Referring to the manpower audit conducted by the Ministry of National Security, Minnis said the findings enabled the police force to place more officers on the frontline, a key strategy in combatting crime.

He said 130 new recruits are to join the police force this year to join the fight against crime: 100 for New Providence and 30 Grand Bahama.

According to Minnis, law enforcement will continue to be “relentless in preventing and fighting crime”.

“We will be relentless in tracking down those who do us harm,” he said.

The prime minister also underscored the retraining of 1,123 officers and the establishment of 92 neighbourhood watch groups — 80 in New Providence and 12 in Grand Bahama — as he provided an overview of the government’s effort to address crime since assuming office.

He insisted that every instrument at the government’s disposal must be used to create a safer Bahamas.

A key part of this includes the use modern technology, the prime minister said.

To this end, Minnis reaffirmed the government’s commitment to installing an additional 507 closed-circuit television cameras in New Providence this year, bringing the contingent up to over 700 CCTV cameras.

The government signed a $1.9 million contract with ShotSpotter Technology to provide 92 sensors which will have an ability to trace gunshots and as a result, lower the response times of law enforcement officers to gunfire.

Minnis also said a national drone program is also being developed and will launch in New Providence sometime this year.

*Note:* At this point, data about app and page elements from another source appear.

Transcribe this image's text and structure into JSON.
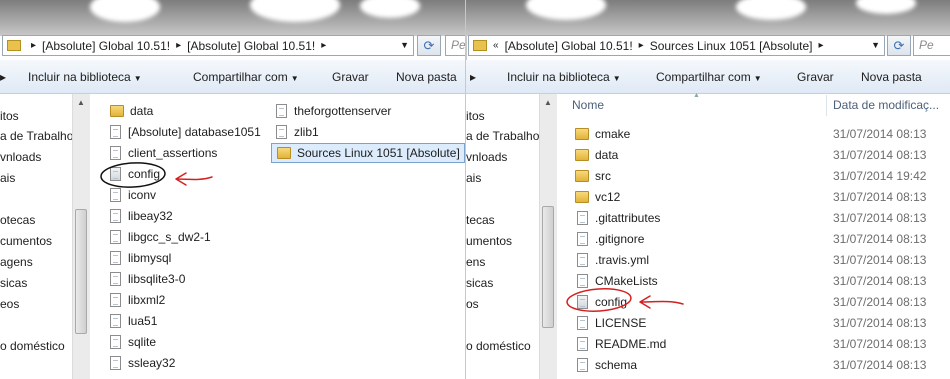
{
  "left": {
    "address": {
      "parts": [
        "[Absolute] Global 10.51!",
        "[Absolute] Global 10.51!"
      ]
    },
    "search": {
      "placeholder": "Pe"
    },
    "toolbar": {
      "include_library": "Incluir na biblioteca",
      "share_with": "Compartilhar com",
      "burn": "Gravar",
      "new_folder": "Nova pasta"
    },
    "nav": [
      "itos",
      "a de Trabalho",
      "vnloads",
      "ais",
      "otecas",
      "cumentos",
      "agens",
      "sicas",
      "eos",
      "o doméstico"
    ],
    "col1": [
      {
        "name": "data",
        "icon": "folder"
      },
      {
        "name": "[Absolute] database1051",
        "icon": "file"
      },
      {
        "name": "client_assertions",
        "icon": "file"
      },
      {
        "name": "config",
        "icon": "config-file"
      },
      {
        "name": "iconv",
        "icon": "file"
      },
      {
        "name": "libeay32",
        "icon": "file"
      },
      {
        "name": "libgcc_s_dw2-1",
        "icon": "file"
      },
      {
        "name": "libmysql",
        "icon": "file"
      },
      {
        "name": "libsqlite3-0",
        "icon": "file"
      },
      {
        "name": "libxml2",
        "icon": "file"
      },
      {
        "name": "lua51",
        "icon": "file"
      },
      {
        "name": "sqlite",
        "icon": "file"
      },
      {
        "name": "ssleay32",
        "icon": "file"
      }
    ],
    "col2": [
      {
        "name": "theforgottenserver",
        "icon": "file"
      },
      {
        "name": "zlib1",
        "icon": "file"
      },
      {
        "name": "Sources Linux 1051 [Absolute]",
        "icon": "folder",
        "selected": true
      }
    ]
  },
  "right": {
    "address": {
      "prefix": "«",
      "parts": [
        "[Absolute] Global 10.51!",
        "Sources Linux 1051 [Absolute]"
      ]
    },
    "search": {
      "placeholder": "Pe"
    },
    "toolbar": {
      "include_library": "Incluir na biblioteca",
      "share_with": "Compartilhar com",
      "burn": "Gravar",
      "new_folder": "Nova pasta"
    },
    "nav": [
      "itos",
      "a de Trabalho",
      "vnloads",
      "ais",
      "tecas",
      "umentos",
      "ens",
      "sicas",
      "os",
      "o doméstico"
    ],
    "columns": {
      "name": "Nome",
      "date": "Data de modificaç..."
    },
    "files": [
      {
        "name": "cmake",
        "icon": "folder",
        "date": "31/07/2014 08:13"
      },
      {
        "name": "data",
        "icon": "folder",
        "date": "31/07/2014 08:13"
      },
      {
        "name": "src",
        "icon": "folder",
        "date": "31/07/2014 19:42"
      },
      {
        "name": "vc12",
        "icon": "folder",
        "date": "31/07/2014 08:13"
      },
      {
        "name": ".gitattributes",
        "icon": "file",
        "date": "31/07/2014 08:13"
      },
      {
        "name": ".gitignore",
        "icon": "file",
        "date": "31/07/2014 08:13"
      },
      {
        "name": ".travis.yml",
        "icon": "file",
        "date": "31/07/2014 08:13"
      },
      {
        "name": "CMakeLists",
        "icon": "file",
        "date": "31/07/2014 08:13"
      },
      {
        "name": "config",
        "icon": "config-file",
        "date": "31/07/2014 08:13"
      },
      {
        "name": "LICENSE",
        "icon": "file",
        "date": "31/07/2014 08:13"
      },
      {
        "name": "README.md",
        "icon": "file",
        "date": "31/07/2014 08:13"
      },
      {
        "name": "schema",
        "icon": "file",
        "date": "31/07/2014 08:13"
      }
    ]
  },
  "colors": {
    "annotation_red": "#d42020",
    "annotation_black": "#111111",
    "selection": "#dcecfc"
  }
}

“This program will also assist with border control and other areas of national security,” he said.

“We are also reviewing other crime-fighting technologies such as body cams and dashcams for law enforcement officers.

The Ministry of National Security issued a request for proposals (RFP) for the camera systems last month.

The deadline to submit proposals was yesterday.

 

Drone technology

As it relates to illegal migration, Minnis said land-based radar technology to be established in Inagua will better protect The Bahamas’ borders.

He said the multi-layered security strategy will include drones and vessels with enhanced interception capabilities by decentration

“We will enhance our interception capabilities by decentralizing the dispatch of vessels in the southern Bahamas,” he added.

“We will expand base facilities to accommodate drone deployment

“We are also improving our operational guidance capacity by engaging regional intelligence networks inclusive of The United States, the Republic of Cuba and the Turks and Caicos Islands.”

A November 2018 requests for proposals provided for the purchase of 55 drones to patrol The Bahamas’ air space to be in use by March.

In January, Minister of National Security Marvin Dames said 20 companies bid to provide drone surveillance for the police force, and in the next several weeks the government would narrow the bidders down to one or two companies.